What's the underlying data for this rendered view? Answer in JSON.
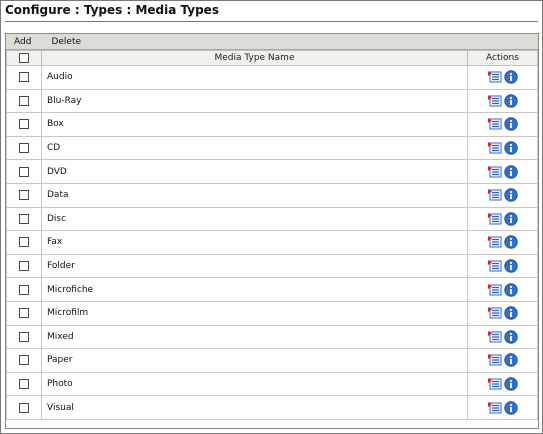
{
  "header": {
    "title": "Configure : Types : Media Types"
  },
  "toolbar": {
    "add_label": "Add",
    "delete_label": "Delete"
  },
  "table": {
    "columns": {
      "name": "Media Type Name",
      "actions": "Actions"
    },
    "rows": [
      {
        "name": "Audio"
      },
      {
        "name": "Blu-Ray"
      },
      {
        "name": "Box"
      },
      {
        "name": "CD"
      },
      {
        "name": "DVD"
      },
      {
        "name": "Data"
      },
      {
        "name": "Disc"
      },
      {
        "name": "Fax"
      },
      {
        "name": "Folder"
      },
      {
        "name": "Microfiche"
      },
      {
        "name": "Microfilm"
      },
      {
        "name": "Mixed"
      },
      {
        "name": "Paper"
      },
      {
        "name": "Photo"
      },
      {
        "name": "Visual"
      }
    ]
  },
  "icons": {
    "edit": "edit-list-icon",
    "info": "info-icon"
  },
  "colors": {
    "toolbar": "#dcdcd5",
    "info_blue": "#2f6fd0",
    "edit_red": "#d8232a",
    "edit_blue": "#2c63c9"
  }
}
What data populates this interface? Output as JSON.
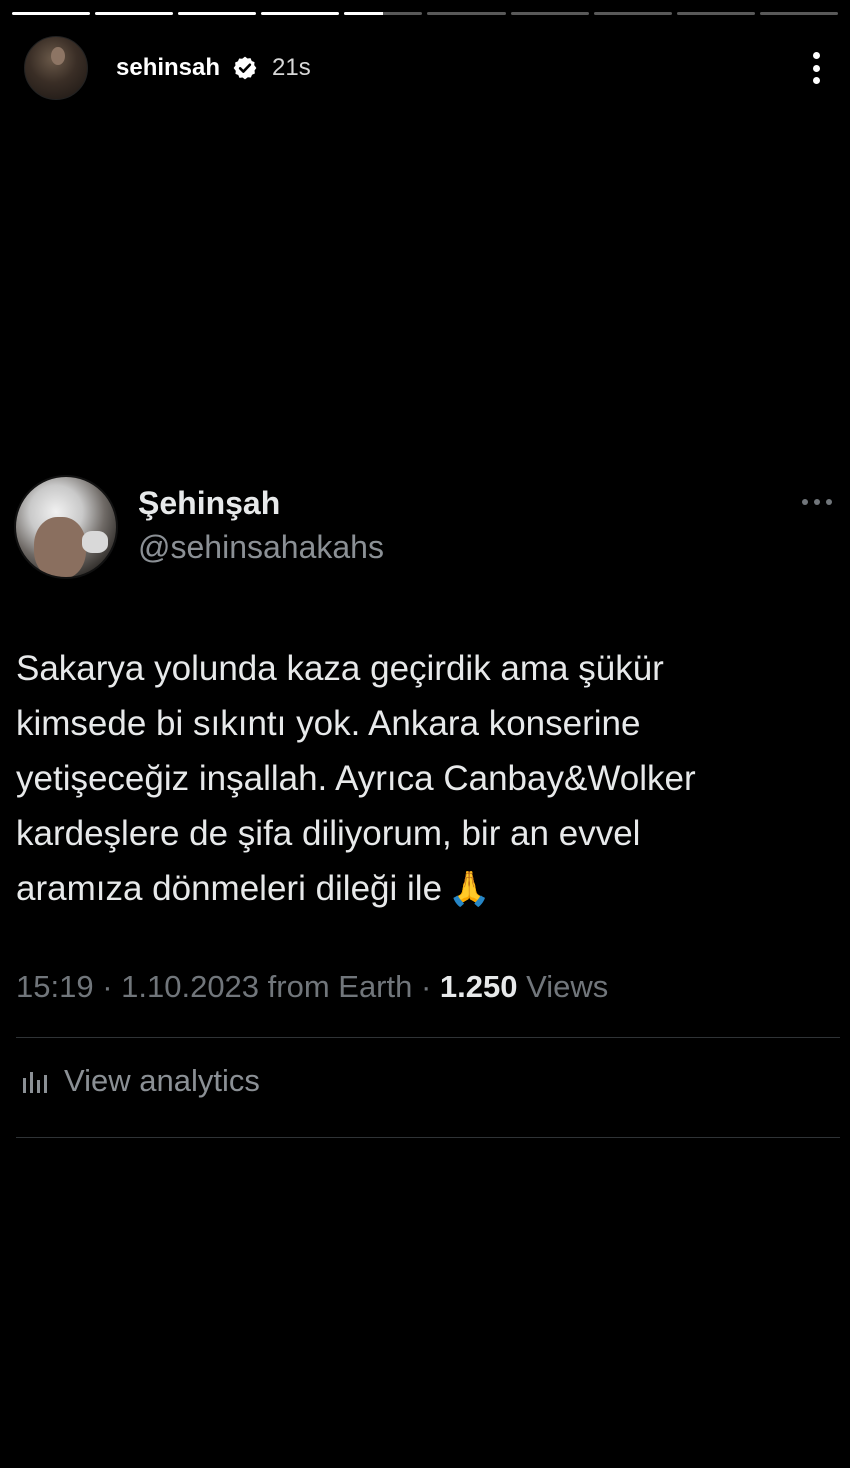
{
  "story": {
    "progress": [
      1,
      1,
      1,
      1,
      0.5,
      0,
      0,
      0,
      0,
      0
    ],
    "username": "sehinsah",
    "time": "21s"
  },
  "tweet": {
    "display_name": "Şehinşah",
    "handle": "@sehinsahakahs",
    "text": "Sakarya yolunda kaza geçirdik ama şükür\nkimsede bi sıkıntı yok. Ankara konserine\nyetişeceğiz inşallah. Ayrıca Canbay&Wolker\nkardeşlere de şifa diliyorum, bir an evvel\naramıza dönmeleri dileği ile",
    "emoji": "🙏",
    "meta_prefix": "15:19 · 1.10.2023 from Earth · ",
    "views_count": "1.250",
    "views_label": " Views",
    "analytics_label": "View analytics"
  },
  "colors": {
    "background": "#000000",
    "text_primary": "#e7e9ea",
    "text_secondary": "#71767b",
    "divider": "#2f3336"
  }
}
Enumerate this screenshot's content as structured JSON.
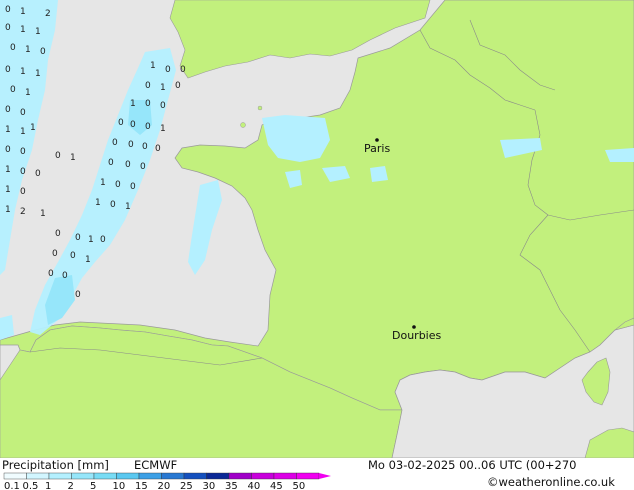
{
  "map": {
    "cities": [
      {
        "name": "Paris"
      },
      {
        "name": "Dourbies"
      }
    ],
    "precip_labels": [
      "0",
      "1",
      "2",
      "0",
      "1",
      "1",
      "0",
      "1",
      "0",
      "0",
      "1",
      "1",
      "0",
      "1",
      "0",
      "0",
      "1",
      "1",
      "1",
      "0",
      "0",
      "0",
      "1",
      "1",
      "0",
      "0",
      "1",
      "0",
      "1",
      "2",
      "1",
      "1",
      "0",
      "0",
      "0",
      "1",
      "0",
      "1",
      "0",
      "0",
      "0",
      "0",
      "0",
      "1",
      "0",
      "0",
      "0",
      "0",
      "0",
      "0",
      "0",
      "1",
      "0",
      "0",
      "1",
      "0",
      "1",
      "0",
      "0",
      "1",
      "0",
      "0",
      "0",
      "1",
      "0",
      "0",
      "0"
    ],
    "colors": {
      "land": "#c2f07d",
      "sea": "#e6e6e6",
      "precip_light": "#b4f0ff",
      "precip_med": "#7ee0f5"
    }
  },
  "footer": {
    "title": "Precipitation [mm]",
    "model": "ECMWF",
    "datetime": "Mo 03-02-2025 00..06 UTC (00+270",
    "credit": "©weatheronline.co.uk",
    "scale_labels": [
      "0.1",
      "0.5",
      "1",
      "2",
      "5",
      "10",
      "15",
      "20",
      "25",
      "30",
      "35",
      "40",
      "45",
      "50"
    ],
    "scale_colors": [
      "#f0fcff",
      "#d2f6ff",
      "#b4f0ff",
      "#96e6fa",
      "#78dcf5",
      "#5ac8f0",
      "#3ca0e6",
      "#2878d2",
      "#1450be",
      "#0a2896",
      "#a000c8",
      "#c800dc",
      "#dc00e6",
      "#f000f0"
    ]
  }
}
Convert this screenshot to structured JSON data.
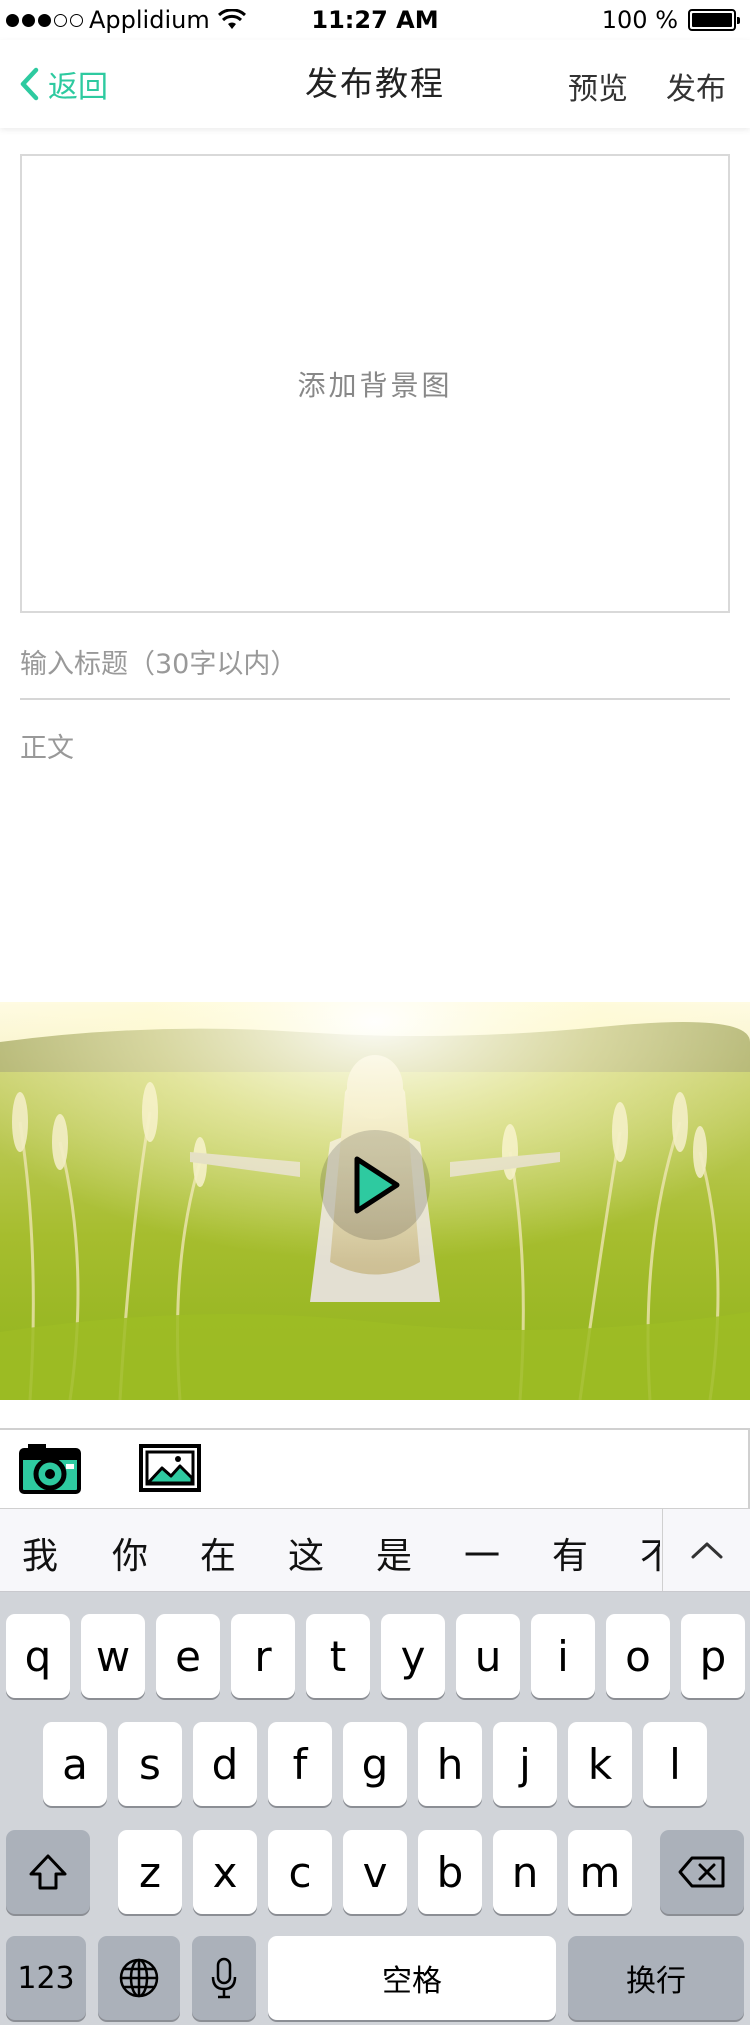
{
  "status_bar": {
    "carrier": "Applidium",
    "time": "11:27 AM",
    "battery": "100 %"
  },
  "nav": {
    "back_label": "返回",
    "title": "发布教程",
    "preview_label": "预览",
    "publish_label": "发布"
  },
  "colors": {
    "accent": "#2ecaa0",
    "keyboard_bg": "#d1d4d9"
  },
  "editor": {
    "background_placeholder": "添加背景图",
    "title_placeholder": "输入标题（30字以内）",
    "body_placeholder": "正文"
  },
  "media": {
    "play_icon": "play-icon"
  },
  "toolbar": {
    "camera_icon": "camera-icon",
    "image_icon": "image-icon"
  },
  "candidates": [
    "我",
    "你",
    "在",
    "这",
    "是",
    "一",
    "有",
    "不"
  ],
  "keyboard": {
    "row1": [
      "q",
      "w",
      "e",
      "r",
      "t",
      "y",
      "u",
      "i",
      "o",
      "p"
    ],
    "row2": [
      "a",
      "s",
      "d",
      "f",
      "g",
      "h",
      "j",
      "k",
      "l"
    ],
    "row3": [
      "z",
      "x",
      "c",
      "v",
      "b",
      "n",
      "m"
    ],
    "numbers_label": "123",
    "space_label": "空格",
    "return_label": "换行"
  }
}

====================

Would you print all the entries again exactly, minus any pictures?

Task answer –
What's the underlying data for this rendered view? Answer in JSON.
{
  "header": {
    "title": "Configure : Types : Media Types"
  },
  "toolbar": {
    "add_label": "Add",
    "delete_label": "Delete"
  },
  "table": {
    "columns": {
      "name": "Media Type Name",
      "actions": "Actions"
    },
    "rows": [
      {
        "name": "Audio"
      },
      {
        "name": "Blu-Ray"
      },
      {
        "name": "Box"
      },
      {
        "name": "CD"
      },
      {
        "name": "DVD"
      },
      {
        "name": "Data"
      },
      {
        "name": "Disc"
      },
      {
        "name": "Fax"
      },
      {
        "name": "Folder"
      },
      {
        "name": "Microfiche"
      },
      {
        "name": "Microfilm"
      },
      {
        "name": "Mixed"
      },
      {
        "name": "Paper"
      },
      {
        "name": "Photo"
      },
      {
        "name": "Visual"
      }
    ]
  },
  "icons": {
    "edit": "edit-list-icon",
    "info": "info-icon"
  },
  "colors": {
    "toolbar": "#dcdcd5",
    "info_blue": "#2f6fd0",
    "edit_red": "#d8232a",
    "edit_blue": "#2c63c9"
  }
}
What data populates this interface? Output as JSON.
{
  "story": {
    "progress": [
      1,
      1,
      1,
      1,
      0.5,
      0,
      0,
      0,
      0,
      0
    ],
    "username": "sehinsah",
    "time": "21s"
  },
  "tweet": {
    "display_name": "Şehinşah",
    "handle": "@sehinsahakahs",
    "text": "Sakarya yolunda kaza geçirdik ama şükür\nkimsede bi sıkıntı yok. Ankara konserine\nyetişeceğiz inşallah. Ayrıca Canbay&Wolker\nkardeşlere de şifa diliyorum, bir an evvel\naramıza dönmeleri dileği ile",
    "emoji": "🙏",
    "meta_prefix": "15:19 · 1.10.2023 from Earth · ",
    "views_count": "1.250",
    "views_label": " Views",
    "analytics_label": "View analytics"
  },
  "colors": {
    "background": "#000000",
    "text_primary": "#e7e9ea",
    "text_secondary": "#71767b",
    "divider": "#2f3336"
  }
}
Enumerate this screenshot's content as structured JSON.
{
  "map": {
    "cities": [
      {
        "name": "Paris"
      },
      {
        "name": "Dourbies"
      }
    ],
    "precip_labels": [
      "0",
      "1",
      "2",
      "0",
      "1",
      "1",
      "0",
      "1",
      "0",
      "0",
      "1",
      "1",
      "0",
      "1",
      "0",
      "0",
      "1",
      "1",
      "1",
      "0",
      "0",
      "0",
      "1",
      "1",
      "0",
      "0",
      "1",
      "0",
      "1",
      "2",
      "1",
      "1",
      "0",
      "0",
      "0",
      "1",
      "0",
      "1",
      "0",
      "0",
      "0",
      "0",
      "0",
      "1",
      "0",
      "0",
      "0",
      "0",
      "0",
      "0",
      "0",
      "1",
      "0",
      "0",
      "1",
      "0",
      "1",
      "0",
      "0",
      "1",
      "0",
      "0",
      "0",
      "1",
      "0",
      "0",
      "0"
    ],
    "colors": {
      "land": "#c2f07d",
      "sea": "#e6e6e6",
      "precip_light": "#b4f0ff",
      "precip_med": "#7ee0f5"
    }
  },
  "footer": {
    "title": "Precipitation [mm]",
    "model": "ECMWF",
    "datetime": "Mo 03-02-2025 00..06 UTC (00+270",
    "credit": "©weatheronline.co.uk",
    "scale_labels": [
      "0.1",
      "0.5",
      "1",
      "2",
      "5",
      "10",
      "15",
      "20",
      "25",
      "30",
      "35",
      "40",
      "45",
      "50"
    ],
    "scale_colors": [
      "#f0fcff",
      "#d2f6ff",
      "#b4f0ff",
      "#96e6fa",
      "#78dcf5",
      "#5ac8f0",
      "#3ca0e6",
      "#2878d2",
      "#1450be",
      "#0a2896",
      "#a000c8",
      "#c800dc",
      "#dc00e6",
      "#f000f0"
    ]
  }
}
Convert this screenshot to structured JSON data.
{
  "status_bar": {
    "carrier": "Applidium",
    "time": "11:27 AM",
    "battery": "100 %"
  },
  "nav": {
    "back_label": "返回",
    "title": "发布教程",
    "preview_label": "预览",
    "publish_label": "发布"
  },
  "colors": {
    "accent": "#2ecaa0",
    "keyboard_bg": "#d1d4d9"
  },
  "editor": {
    "background_placeholder": "添加背景图",
    "title_placeholder": "输入标题（30字以内）",
    "body_placeholder": "正文"
  },
  "media": {
    "play_icon": "play-icon"
  },
  "toolbar": {
    "camera_icon": "camera-icon",
    "image_icon": "image-icon"
  },
  "candidates": [
    "我",
    "你",
    "在",
    "这",
    "是",
    "一",
    "有",
    "不"
  ],
  "keyboard": {
    "row1": [
      "q",
      "w",
      "e",
      "r",
      "t",
      "y",
      "u",
      "i",
      "o",
      "p"
    ],
    "row2": [
      "a",
      "s",
      "d",
      "f",
      "g",
      "h",
      "j",
      "k",
      "l"
    ],
    "row3": [
      "z",
      "x",
      "c",
      "v",
      "b",
      "n",
      "m"
    ],
    "numbers_label": "123",
    "space_label": "空格",
    "return_label": "换行"
  }
}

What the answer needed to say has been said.